Sunday, August 13, 2017
Thursday, August 3, 2017
Harvesting about 8 cattail heads ("punks") that have matured, then going through the cooking and papermaking process with them, yields one sheet of paper.
I don't really think the result is very pretty, and making paper this way is a lot of work; but to do it the same way it was done centuries ago feels pretty special!
Sunday, July 30, 2017
I started with a pot of dry Forsythia leaves, soaked them in water overnight, then added soda ash and cooked for 3 hours. After thorough rinsing, I had a soft glob for making paper pulp. It yielded one sheet. First photo is laying flat on my desk, then flipped over and held up to sunlight in second photo. The textured lines are the stems and veins of the leaves, but it really is mostly paper-thin!
Thursday, July 27, 2017
Four ears of corn yielded two strong sheets with sizing added to the pulp, so it will take ink and paint with no blotting or feathering effect. It's not exceptionally pretty, but it's so traditional that I love it. I could see pages in a handmade book or journal like this, but mine may become backgrounds for small works of art.

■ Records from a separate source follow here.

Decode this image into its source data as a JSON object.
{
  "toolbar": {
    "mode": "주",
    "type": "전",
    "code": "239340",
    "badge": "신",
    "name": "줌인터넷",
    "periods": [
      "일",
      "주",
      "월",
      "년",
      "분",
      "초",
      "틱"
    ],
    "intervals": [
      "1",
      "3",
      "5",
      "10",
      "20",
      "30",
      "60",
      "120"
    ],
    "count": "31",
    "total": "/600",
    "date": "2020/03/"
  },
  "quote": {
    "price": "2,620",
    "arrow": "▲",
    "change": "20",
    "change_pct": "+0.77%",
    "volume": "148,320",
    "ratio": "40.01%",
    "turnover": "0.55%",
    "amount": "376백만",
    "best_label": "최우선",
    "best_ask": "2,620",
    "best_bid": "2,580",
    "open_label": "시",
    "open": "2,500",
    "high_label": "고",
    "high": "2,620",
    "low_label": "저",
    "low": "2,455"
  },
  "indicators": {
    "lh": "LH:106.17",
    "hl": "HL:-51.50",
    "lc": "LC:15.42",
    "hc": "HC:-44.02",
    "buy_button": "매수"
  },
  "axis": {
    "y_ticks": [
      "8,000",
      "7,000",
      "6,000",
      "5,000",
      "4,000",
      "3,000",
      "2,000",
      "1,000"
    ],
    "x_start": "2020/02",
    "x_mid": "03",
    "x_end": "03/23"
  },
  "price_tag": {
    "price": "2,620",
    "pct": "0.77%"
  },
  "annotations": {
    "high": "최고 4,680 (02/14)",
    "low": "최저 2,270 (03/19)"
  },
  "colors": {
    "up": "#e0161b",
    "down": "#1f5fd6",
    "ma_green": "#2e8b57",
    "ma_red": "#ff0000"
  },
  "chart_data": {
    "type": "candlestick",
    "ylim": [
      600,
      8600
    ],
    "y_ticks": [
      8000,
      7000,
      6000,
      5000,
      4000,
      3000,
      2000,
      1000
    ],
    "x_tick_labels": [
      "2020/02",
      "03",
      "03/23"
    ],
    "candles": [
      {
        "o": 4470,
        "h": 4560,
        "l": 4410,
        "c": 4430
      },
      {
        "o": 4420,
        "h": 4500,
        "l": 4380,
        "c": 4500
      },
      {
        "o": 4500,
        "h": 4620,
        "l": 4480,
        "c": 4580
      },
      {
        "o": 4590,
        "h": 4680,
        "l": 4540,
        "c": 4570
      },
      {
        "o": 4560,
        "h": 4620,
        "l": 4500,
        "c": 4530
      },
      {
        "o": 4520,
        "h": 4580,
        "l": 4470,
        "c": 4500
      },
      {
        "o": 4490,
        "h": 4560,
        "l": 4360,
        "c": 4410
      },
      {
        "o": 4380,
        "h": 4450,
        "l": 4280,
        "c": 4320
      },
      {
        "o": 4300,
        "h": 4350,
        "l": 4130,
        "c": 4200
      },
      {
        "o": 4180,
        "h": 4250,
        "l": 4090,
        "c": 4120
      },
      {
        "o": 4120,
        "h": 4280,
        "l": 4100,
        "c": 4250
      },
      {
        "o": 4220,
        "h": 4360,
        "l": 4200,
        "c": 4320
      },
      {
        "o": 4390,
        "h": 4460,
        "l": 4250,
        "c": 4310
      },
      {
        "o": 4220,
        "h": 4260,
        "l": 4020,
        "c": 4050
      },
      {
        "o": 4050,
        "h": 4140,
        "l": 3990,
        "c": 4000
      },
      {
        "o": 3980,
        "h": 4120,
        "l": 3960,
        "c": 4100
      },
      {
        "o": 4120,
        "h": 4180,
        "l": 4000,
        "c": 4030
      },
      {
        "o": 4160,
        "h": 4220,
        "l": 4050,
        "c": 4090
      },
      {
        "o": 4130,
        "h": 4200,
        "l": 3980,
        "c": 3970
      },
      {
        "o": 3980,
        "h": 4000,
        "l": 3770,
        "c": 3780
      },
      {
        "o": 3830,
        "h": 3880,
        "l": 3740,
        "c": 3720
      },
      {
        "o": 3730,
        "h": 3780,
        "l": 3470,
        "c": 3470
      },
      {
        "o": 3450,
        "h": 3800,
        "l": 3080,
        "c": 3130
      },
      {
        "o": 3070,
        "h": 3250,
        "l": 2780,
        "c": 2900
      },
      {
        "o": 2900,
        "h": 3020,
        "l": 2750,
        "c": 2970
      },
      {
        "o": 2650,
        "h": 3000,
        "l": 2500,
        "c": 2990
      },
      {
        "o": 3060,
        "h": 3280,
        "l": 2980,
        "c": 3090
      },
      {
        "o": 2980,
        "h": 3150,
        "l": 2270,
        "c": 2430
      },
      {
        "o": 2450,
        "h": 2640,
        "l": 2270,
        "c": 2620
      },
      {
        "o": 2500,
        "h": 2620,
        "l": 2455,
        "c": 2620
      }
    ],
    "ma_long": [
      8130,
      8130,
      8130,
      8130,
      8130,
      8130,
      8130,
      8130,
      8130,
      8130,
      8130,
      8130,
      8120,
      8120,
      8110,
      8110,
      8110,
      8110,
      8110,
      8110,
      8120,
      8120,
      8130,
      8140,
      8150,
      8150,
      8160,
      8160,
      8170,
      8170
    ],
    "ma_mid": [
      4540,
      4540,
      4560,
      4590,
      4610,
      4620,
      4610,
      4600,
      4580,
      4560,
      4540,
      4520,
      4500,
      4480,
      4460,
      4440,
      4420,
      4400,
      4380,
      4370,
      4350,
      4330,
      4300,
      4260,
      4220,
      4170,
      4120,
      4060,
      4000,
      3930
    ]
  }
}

I'm sorry to be out of sync with posting here, but each day brings a different ability for my hands. In the meantime, here is a sheet of cotton paper I made from cut-up white cotton fabric using scissors (my hand never should have done that!). It wasn't good for my blender either, you can still see threads, some of which wrapped around the blender blades. It's interesting though, and treated with a gelatin sizing so it can be written upon. However, I'll probably use it as a mounting sheet for a piece of my artwork. I've learned making fabric paper needs an industrial Hollander Beater to chop the ingredients into good pulp. It's an expensive piece of equipment, large and very strong. So I think I will stick with plants that my blender can handle. Next I'll show the results of my corn paper effort.
Monday, July 24, 2017

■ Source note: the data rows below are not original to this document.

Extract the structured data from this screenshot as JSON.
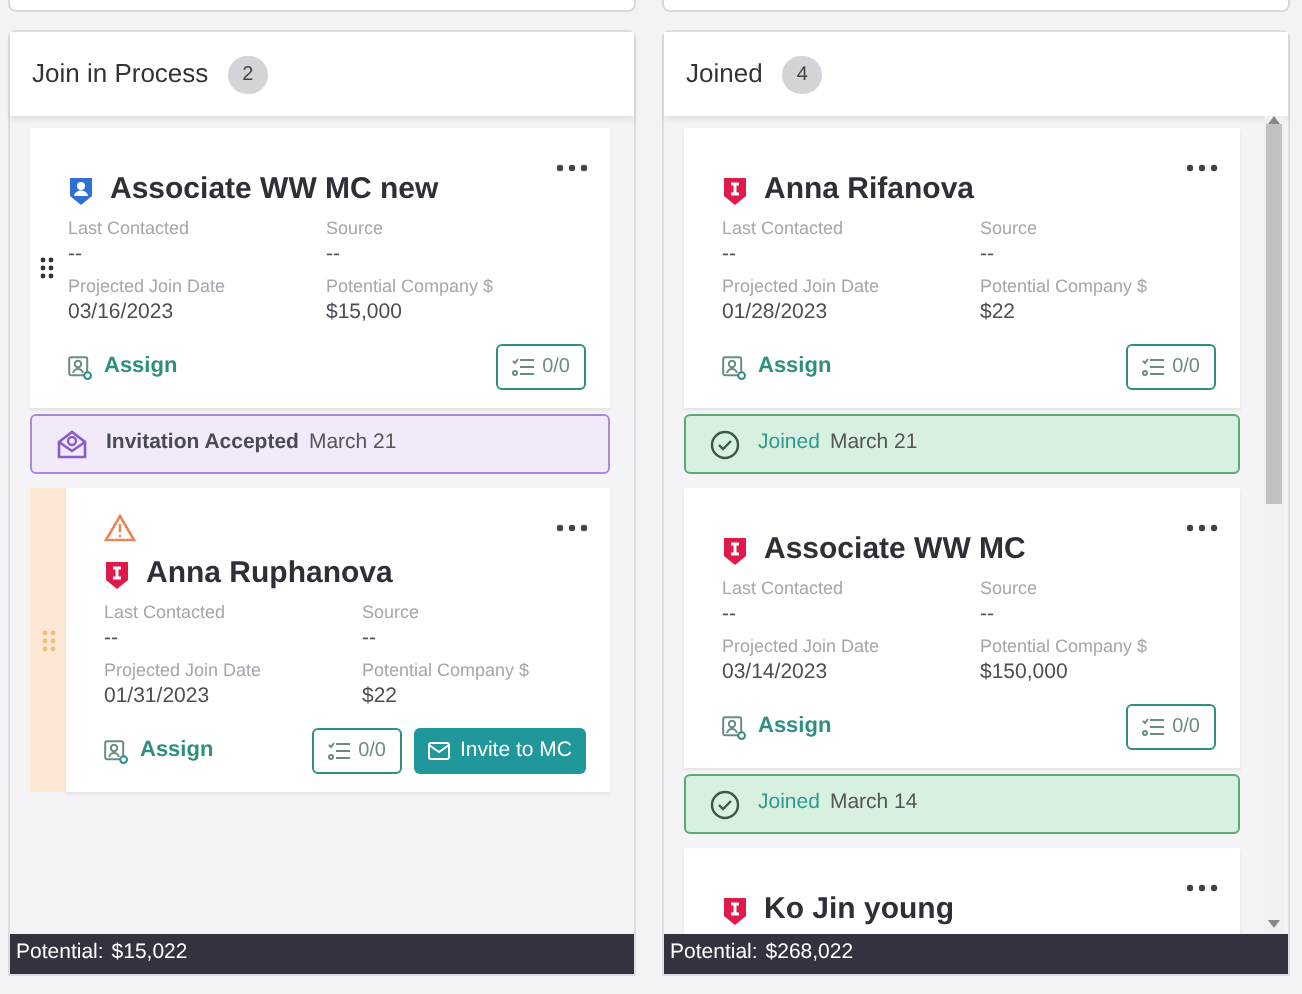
{
  "columns": [
    {
      "title": "Join in Process",
      "count": "2",
      "scrollable": false,
      "footer": {
        "label": "Potential:",
        "value": "$15,022"
      },
      "cards": [
        {
          "kind": "associate",
          "warning": false,
          "hovered": true,
          "dragging": false,
          "name": "Associate WW MC new",
          "fields": [
            {
              "label": "Last Contacted",
              "value": "--"
            },
            {
              "label": "Source",
              "value": "--"
            },
            {
              "label": "Projected Join Date",
              "value": "03/16/2023"
            },
            {
              "label": "Potential Company $",
              "value": "$15,000"
            }
          ],
          "assign": "Assign",
          "tasks": "0/0",
          "status": {
            "kind": "invitation",
            "label": "Invitation Accepted",
            "date": "March 21"
          }
        },
        {
          "kind": "individual",
          "warning": true,
          "hovered": false,
          "dragging": true,
          "name": "Anna Ruphanova",
          "fields": [
            {
              "label": "Last Contacted",
              "value": "--"
            },
            {
              "label": "Source",
              "value": "--"
            },
            {
              "label": "Projected Join Date",
              "value": "01/31/2023"
            },
            {
              "label": "Potential Company $",
              "value": "$22"
            }
          ],
          "assign": "Assign",
          "tasks": "0/0",
          "invite": "Invite to MC"
        }
      ]
    },
    {
      "title": "Joined",
      "count": "4",
      "scrollable": true,
      "footer": {
        "label": "Potential:",
        "value": "$268,022"
      },
      "cards": [
        {
          "kind": "individual",
          "warning": false,
          "hovered": false,
          "dragging": false,
          "name": "Anna Rifanova",
          "fields": [
            {
              "label": "Last Contacted",
              "value": "--"
            },
            {
              "label": "Source",
              "value": "--"
            },
            {
              "label": "Projected Join Date",
              "value": "01/28/2023"
            },
            {
              "label": "Potential Company $",
              "value": "$22"
            }
          ],
          "assign": "Assign",
          "tasks": "0/0",
          "status": {
            "kind": "joined",
            "label": "Joined",
            "date": "March 21"
          }
        },
        {
          "kind": "individual",
          "warning": false,
          "hovered": false,
          "dragging": false,
          "name": "Associate WW MC",
          "fields": [
            {
              "label": "Last Contacted",
              "value": "--"
            },
            {
              "label": "Source",
              "value": "--"
            },
            {
              "label": "Projected Join Date",
              "value": "03/14/2023"
            },
            {
              "label": "Potential Company $",
              "value": "$150,000"
            }
          ],
          "assign": "Assign",
          "tasks": "0/0",
          "status": {
            "kind": "joined",
            "label": "Joined",
            "date": "March 14"
          }
        },
        {
          "kind": "individual",
          "warning": false,
          "hovered": false,
          "dragging": false,
          "name": "Ko Jin young"
        }
      ]
    }
  ]
}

This is an ancient art like the process that produced papyrus. I'm making "corn paper" from the leaves of husked corn. They are washed and cut into pieces before soaking overnight in water (above). The next day they are drained and cooked with a soda ash solution for 2+ hours to break down the plant fibers. Cooking causes color changes from light green to brown. After cooling overnight, I'll use my usual handmade paper-making process and post a photo of the result tomorrow. I try to avoid cooking, but my healing hand likes it better than sewing and knitting. I may have enough pulp to make 2 whole sheets of paper, wish me luck!

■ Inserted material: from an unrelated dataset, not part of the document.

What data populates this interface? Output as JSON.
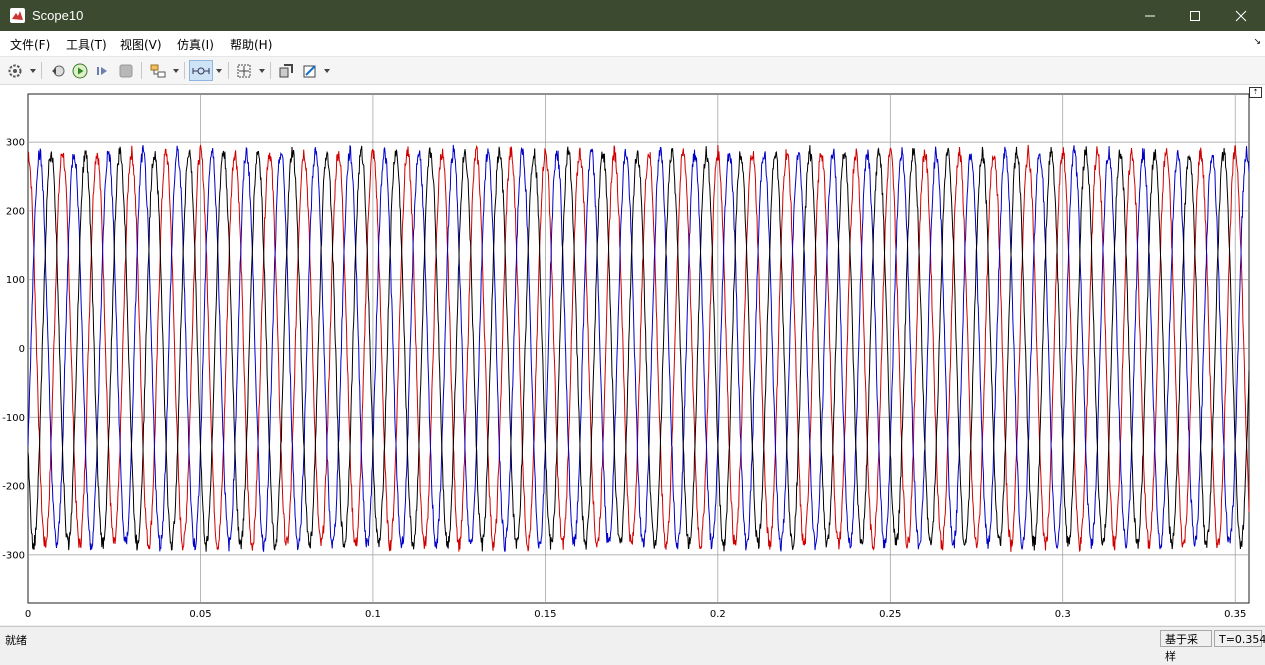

Saturday, July 15, 2017
Friday, July 14, 2017
I made this mini for my swap group July partner. Luckily, I had some orpahn blocks, so putting it together wasn't a big project for me. Just enough though, you should have seen me trying to sew on the buttons! Finger dexterity is still pretty absent. Patience is a virtue!
Wednesday, July 12, 2017
Thursday, June 29, 2017
Sunday, June 25, 2017
It's been a long time since my hand surgery, and physical therapy goes on, but I needed to try doing something creative again. So I joined a Facebook group for making and swapping 4.5" paper-pieced blocks. There is a specific color theme for the outside triangles each month (yellow-orange for June), and the inside triangles/fussy-cut centers are sewer's choice. These blocks aren't hard, but I had to re-learn paper-piecing. After numerous "duh" mistakes, I was able to get these 3 done and will send them off. I will then receive 3 others in return. Fun!
Friday, April 28, 2017
On awakening this morning as the sun was rising I was greeted by these awesome but fleeting views --a shadow of lacy curtains on my quilt rack and rainbows on the wall from a round crystal hanging by the window. For those few moments, all seemed right with the world.